The first step in deciding between at-home care and seeking in-person care is assessing the severity of the emergency. Minor incidents such as superficial wounds, mild diarrhea, or non-life-threatening allergies can often be managed at home with proper care and monitoring. However, severe symptoms like difficulty breathing, severe bleeding, ingestion of toxins, or acute trauma require immediate veterinary attention.
At-Home Care for Minor Emergencies:
For minor emergencies, at-home care can be effective and save you a trip to the veterinarian. Keep a pet first aid kit stocked with essentials such as bandages and antiseptic solutions. This allows you to provide immediate aid before seeking further professional help. Remember to closely monitor your pet's condition and contact your veterinarian if the symptoms worsen or persist.
Identifying Red Flags for In-Person Care:
Certain red flags indicate the need for immediate in-person veterinary care. These include but are not limited to:
- Difficulty breathing or choking
- Uncontrolled bleeding
- Seizures or collapse
- Prolonged vomiting or diarrhea
- Inability to urinate or defecate
- Swollen abdomen or signs of extreme pain
- Suspected fractures or severe trauma
- Toxin ingestion
If your pet exhibits any of these symptoms, do not hesitate to seek veterinary care right away. Time is of the essence in these situations, and prompt medical attention can be life-saving.

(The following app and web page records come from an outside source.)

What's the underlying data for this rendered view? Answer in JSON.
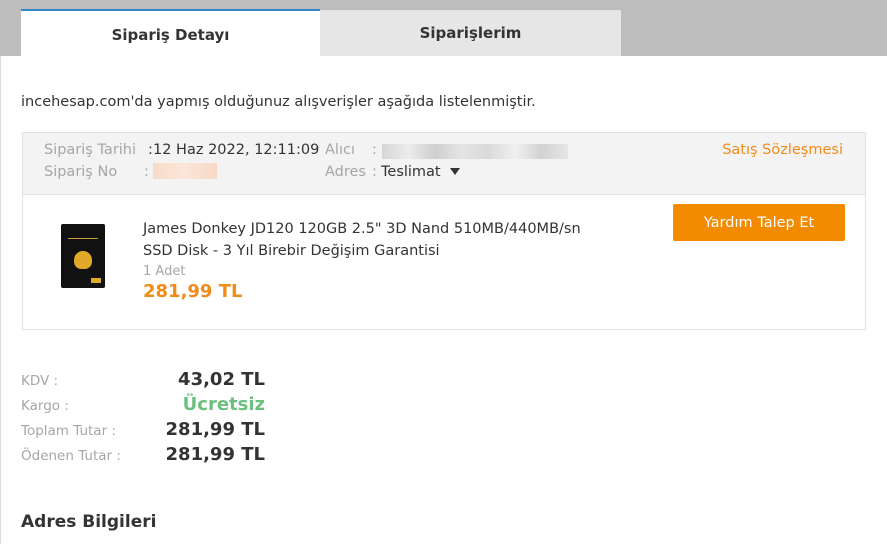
{
  "tabs": {
    "detail_label": "Sipariş Detayı",
    "orders_label": "Siparişlerim"
  },
  "intro_text": "incehesap.com'da yapmış olduğunuz alışverişler aşağıda listelenmiştir.",
  "order": {
    "date_label": "Sipariş Tarihi",
    "date_sep": ":",
    "date_value": "12 Haz 2022, 12:11:09",
    "no_label": "Sipariş No",
    "no_sep": ":",
    "recipient_label": "Alıcı",
    "recipient_sep": ":",
    "address_label": "Adres",
    "address_sep": ":",
    "address_value": "Teslimat",
    "contract_link": "Satış Sözleşmesi"
  },
  "product": {
    "name": "James Donkey JD120 120GB 2.5\" 3D Nand 510MB/440MB/sn SSD Disk - 3 Yıl Birebir Değişim Garantisi",
    "quantity": "1 Adet",
    "price": "281,99 TL",
    "help_button": "Yardım Talep Et"
  },
  "summary": {
    "kdv_label": "KDV :",
    "kdv_value": "43,02 TL",
    "cargo_label": "Kargo :",
    "cargo_value": "Ücretsiz",
    "total_label": "Toplam Tutar :",
    "total_value": "281,99 TL",
    "paid_label": "Ödenen Tutar :",
    "paid_value": "281,99 TL"
  },
  "address_section_title": "Adres Bilgileri",
  "colors": {
    "accent_orange": "#f28b00",
    "tab_active_border": "#2f86c6",
    "free_green": "#6bbf7f"
  }
}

Consulting a Veterinary Professional:
When in doubt, always consult a veterinary professional for guidance. Many veterinarians offer telephonic or video consultations, allowing you to seek their advice without leaving your home. Some even have an app or website where you can submit photos to get feedback. They can help assess the situation, provide guidance on at-home care for minor emergencies, or advise you on when to seek in-person care for more serious cases. Utilize their expertise and follow their recommendations for the best outcome.
Preparing for In-Person Care:
In situations that require in-person care, it's important to be prepared. Keep a list of emergency veterinary clinics and their contact information readily available. Familiarize yourself with their operating hours and protocols. In critical emergencies, call ahead to alert the clinic and provide them with essential information about your pet's condition. If you have a binder with their records and past history, take that with you when you go to the the emergency clinic. This allows them to prepare for your arrival and provide prompt and efficient care.
Following Up with Veterinary Care:
After providing at-home care or receiving in-person care for a pet health emergency, it's crucial to follow up with veterinary care as recommended. Even if the situation seems resolved, certain conditions may require further monitoring or treatment. Regular check-ups and follow-up appointments ensure your pet's complete recovery and help identify any underlying issues that may have contributed to the emergency.
When faced with a pet health emergency, it's important to carefully assess the severity of the situation and determine the appropriate level of care. At-home care can be effective for minor emergencies, while in-person care is essential for severe or life-threatening cases. Consulting a veterinary professional and being prepared for in-person care are crucial steps in providing the best possible care for your pet. When in doubt about the severity of a problem, always seek veterinary guidance by calling your veterinarian or reaching out to an emergency veterinary clinic!